By Todd Kettner on March 25, 2014


Tell us a bit about yourself – what do you do for work, fun? Are you a long-established Nelsonite, or have you drifted here like many of us?

I was born in New York but moved here when I was five, when my parents fled the draft, and I grew up in the Nelson area. I left when I graduated high school and headed to Vancouver where I lived for 20 years, and eventually came back 7 years ago. I am blessed with a profession that is both work and fun. I work in the Performing Arts – music and theatre mostly and I teach both as well. Right now, I am teaching at a summer camp for kids.

When, and how did you first become interested in the Nelson Co-housing project?

I become involved very early in the group formation – almost four years ago. I think it was the second gathering of friends. I ran into Matt Lowe and we chatted about buying land together, growing food and having community. It was my dad that got me interested in co-housing. He was already familiar with the model when initial discussions started happening. But there were a range of visions within the group at that stage. It took patience for me to stick with it as the group and the vision evolved.

When was the moment / event where you thought ‘Yup, this is for me!’

I think it was around the fall of 2011, when we organized for Chuck Durrett (the author & architect we worked with through the formative stages of developing the architecture) to do a presentation on co-housing here in Nelson. I recall this as a real turning point. This was when the group really embraced the co-housing model. The entire group was really excited by Chuck’s presentation. That’s when I knew we were on the right track.

How are you participating / contributing to the creation of the Nelson Co-housing project right now?

I’m on two committees – Process and Coordinating. The former primarily develops policy (which isn’t as hard as it might be because other communities have been very generous about sharing what they’ve developed). The latter is the meeting point of all the committee Sherpas. (Sherpa is our term for cmtee chair – so “we don’t drop anything along the way.”). The Coordinating Cmtee keeps all aspects of the project in focus and aligned according to our “critical path” as illustrated on a master project chart. I also serve as the Critical Path Assistant to keep that chart updated as the project develops. As well, I facilitate meetings as needed, sometimes opening with a song or some other spice!

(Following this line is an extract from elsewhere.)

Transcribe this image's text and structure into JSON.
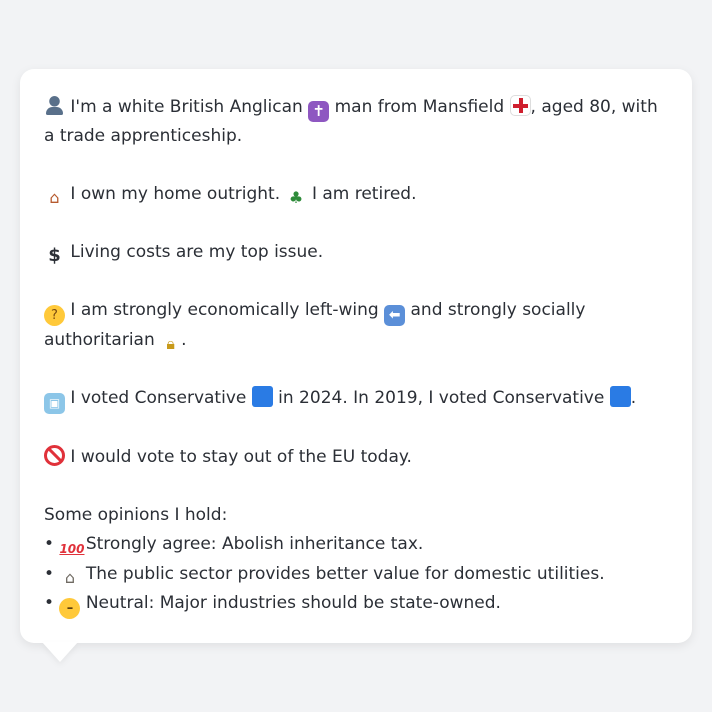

What makes you the most excited about moving in down the road?

I feel like we’ve dreamed up some foundational aspects we know we’re all going to do – have dinners, eat together, grow food, have opportunities to hang out with people of different ages. But what excites me the most are the things we don’t even know are going to happen – the potential for creative, meaningful, collective effort.

What makes you the most nervous about moving in down the road?

That would be the same answer as for the last question – the unanticipated unknowns! We’re doing our best to learn from the successes & mistakes of other communities, about the aspects they’ve found most challenging and how to best negotiate those ourselves. We on the Process Cmtee are working with a schedule of policy development to have a good portion of our policy tools in place when we move in. And we’re on track in that regard, but I also know there’s no way to anticipate everything! So I suppose it really just comes down to good ol’ fear of the unknown.

What have you learned about yourself during this process so far?

How much I have to learn about really good facilitation skills.

Describe a satisfying scene on the land 5 years from now.

We’ve just pressed all the apples into cider … we’ve got a little band organized and we’re having a big family square dance after a satisfying meal. The sun is low, the light is golden and the teenagers are off being naughty (but within reason). And over a glass of last year’s fermented cider someone agrees that “yes, they want to help me mosaic the front of the terrace!!”

Interviewed by Dave Lovekin